Meisel, a retired IBM executive who served in the Navy during World War II, turned to his blog, Ole Guy Ramblins, when he heard the news. His anger intensified when he realized that under local laws, people over the age of 62 need to be given a year to relocate, not just the four months residents were told they had to leave. For now, he’s not planning on going anywhere, but he’s watching, sadly, as others in the tight-knit community scramble to find new places to live. The anguish of seeing his widowed friends, alone in their rooms ruminating about their futures at such an advanced age, in particular is immense.
Many of the residents are over 90, some are over 100, and have lived in the 14-story tower for years.
“There are just some folks that can’t live with uncertainty,” he writes. “In addition, there are others that have not been here long enough to build up those personal attachments — that I have called “camaraderie” in other blogs.

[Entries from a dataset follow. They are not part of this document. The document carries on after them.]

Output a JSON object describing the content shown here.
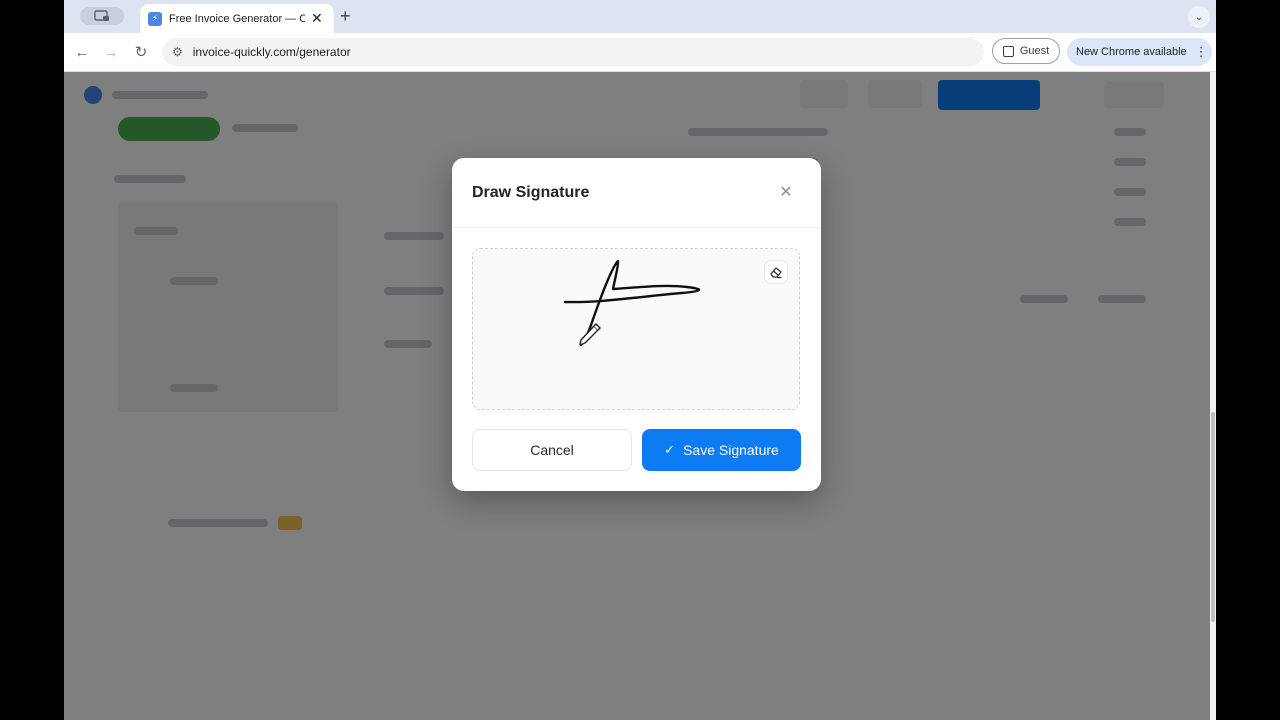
{
  "browser": {
    "tab_title": "Free Invoice Generator — Cre",
    "url": "invoice-quickly.com/generator",
    "profile_label": "Guest",
    "update_label": "New Chrome available"
  },
  "modal": {
    "title": "Draw Signature",
    "cancel_label": "Cancel",
    "save_label": "Save Signature"
  },
  "icons": {
    "close": "close-icon",
    "eraser": "eraser-icon",
    "pen": "pen-icon",
    "check": "check-icon"
  },
  "colors": {
    "primary": "#0d7cf2",
    "tab_strip": "#dde3f1"
  }
}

This latter issue — the feelin’ of family with exceedingly close relationships — particularly amongst the very, very, very old women — is an extremely serious matter to consider….like a homesick child away from family — these older women can go into a depressive state that could never be reversed. There could be severe health consequences — and the ‘ole guy’ doesn’t need a psychiatrist or psychologist for verification. It’s just a horrible thing to do to a 98- or 104-year old.”

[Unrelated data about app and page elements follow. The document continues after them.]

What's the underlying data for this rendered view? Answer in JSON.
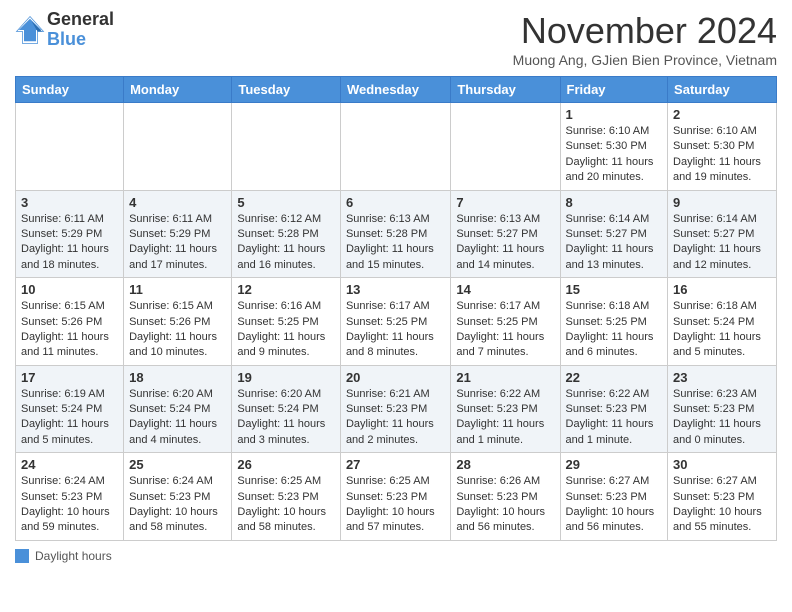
{
  "header": {
    "logo_general": "General",
    "logo_blue": "Blue",
    "month_title": "November 2024",
    "location": "Muong Ang, GJien Bien Province, Vietnam"
  },
  "days_of_week": [
    "Sunday",
    "Monday",
    "Tuesday",
    "Wednesday",
    "Thursday",
    "Friday",
    "Saturday"
  ],
  "legend": {
    "label": "Daylight hours"
  },
  "weeks": [
    {
      "days": [
        {
          "num": "",
          "info": ""
        },
        {
          "num": "",
          "info": ""
        },
        {
          "num": "",
          "info": ""
        },
        {
          "num": "",
          "info": ""
        },
        {
          "num": "",
          "info": ""
        },
        {
          "num": "1",
          "info": "Sunrise: 6:10 AM\nSunset: 5:30 PM\nDaylight: 11 hours and 20 minutes."
        },
        {
          "num": "2",
          "info": "Sunrise: 6:10 AM\nSunset: 5:30 PM\nDaylight: 11 hours and 19 minutes."
        }
      ]
    },
    {
      "days": [
        {
          "num": "3",
          "info": "Sunrise: 6:11 AM\nSunset: 5:29 PM\nDaylight: 11 hours and 18 minutes."
        },
        {
          "num": "4",
          "info": "Sunrise: 6:11 AM\nSunset: 5:29 PM\nDaylight: 11 hours and 17 minutes."
        },
        {
          "num": "5",
          "info": "Sunrise: 6:12 AM\nSunset: 5:28 PM\nDaylight: 11 hours and 16 minutes."
        },
        {
          "num": "6",
          "info": "Sunrise: 6:13 AM\nSunset: 5:28 PM\nDaylight: 11 hours and 15 minutes."
        },
        {
          "num": "7",
          "info": "Sunrise: 6:13 AM\nSunset: 5:27 PM\nDaylight: 11 hours and 14 minutes."
        },
        {
          "num": "8",
          "info": "Sunrise: 6:14 AM\nSunset: 5:27 PM\nDaylight: 11 hours and 13 minutes."
        },
        {
          "num": "9",
          "info": "Sunrise: 6:14 AM\nSunset: 5:27 PM\nDaylight: 11 hours and 12 minutes."
        }
      ]
    },
    {
      "days": [
        {
          "num": "10",
          "info": "Sunrise: 6:15 AM\nSunset: 5:26 PM\nDaylight: 11 hours and 11 minutes."
        },
        {
          "num": "11",
          "info": "Sunrise: 6:15 AM\nSunset: 5:26 PM\nDaylight: 11 hours and 10 minutes."
        },
        {
          "num": "12",
          "info": "Sunrise: 6:16 AM\nSunset: 5:25 PM\nDaylight: 11 hours and 9 minutes."
        },
        {
          "num": "13",
          "info": "Sunrise: 6:17 AM\nSunset: 5:25 PM\nDaylight: 11 hours and 8 minutes."
        },
        {
          "num": "14",
          "info": "Sunrise: 6:17 AM\nSunset: 5:25 PM\nDaylight: 11 hours and 7 minutes."
        },
        {
          "num": "15",
          "info": "Sunrise: 6:18 AM\nSunset: 5:25 PM\nDaylight: 11 hours and 6 minutes."
        },
        {
          "num": "16",
          "info": "Sunrise: 6:18 AM\nSunset: 5:24 PM\nDaylight: 11 hours and 5 minutes."
        }
      ]
    },
    {
      "days": [
        {
          "num": "17",
          "info": "Sunrise: 6:19 AM\nSunset: 5:24 PM\nDaylight: 11 hours and 5 minutes."
        },
        {
          "num": "18",
          "info": "Sunrise: 6:20 AM\nSunset: 5:24 PM\nDaylight: 11 hours and 4 minutes."
        },
        {
          "num": "19",
          "info": "Sunrise: 6:20 AM\nSunset: 5:24 PM\nDaylight: 11 hours and 3 minutes."
        },
        {
          "num": "20",
          "info": "Sunrise: 6:21 AM\nSunset: 5:23 PM\nDaylight: 11 hours and 2 minutes."
        },
        {
          "num": "21",
          "info": "Sunrise: 6:22 AM\nSunset: 5:23 PM\nDaylight: 11 hours and 1 minute."
        },
        {
          "num": "22",
          "info": "Sunrise: 6:22 AM\nSunset: 5:23 PM\nDaylight: 11 hours and 1 minute."
        },
        {
          "num": "23",
          "info": "Sunrise: 6:23 AM\nSunset: 5:23 PM\nDaylight: 11 hours and 0 minutes."
        }
      ]
    },
    {
      "days": [
        {
          "num": "24",
          "info": "Sunrise: 6:24 AM\nSunset: 5:23 PM\nDaylight: 10 hours and 59 minutes."
        },
        {
          "num": "25",
          "info": "Sunrise: 6:24 AM\nSunset: 5:23 PM\nDaylight: 10 hours and 58 minutes."
        },
        {
          "num": "26",
          "info": "Sunrise: 6:25 AM\nSunset: 5:23 PM\nDaylight: 10 hours and 58 minutes."
        },
        {
          "num": "27",
          "info": "Sunrise: 6:25 AM\nSunset: 5:23 PM\nDaylight: 10 hours and 57 minutes."
        },
        {
          "num": "28",
          "info": "Sunrise: 6:26 AM\nSunset: 5:23 PM\nDaylight: 10 hours and 56 minutes."
        },
        {
          "num": "29",
          "info": "Sunrise: 6:27 AM\nSunset: 5:23 PM\nDaylight: 10 hours and 56 minutes."
        },
        {
          "num": "30",
          "info": "Sunrise: 6:27 AM\nSunset: 5:23 PM\nDaylight: 10 hours and 55 minutes."
        }
      ]
    }
  ]
}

Meisel and his wife moved to the building fairly recently, after spending the first 24 years of their retirement in Mexico. Needing more help three years ago, their family found this centrally located building, a converted UCLA dorm, for the couple. It’s a short walk to shopping, movies, and most importantly for an elderly population, doctors.
The displacement at the building is not dissimilar from a wave of others around Los Angeles. A new owner, by law, can evict tenants if they plan to renovate and change the nature of the building. In this case, Watermark Retirement has said they want to convert the facility into a higher-end one focused on memory care and assisted living. (Right now, it’s simply a building for seniors, not one in which care is given.)
I talked to Mr. Meisel by telephone as a technician helped repair his lifeline to the outside world, his computer.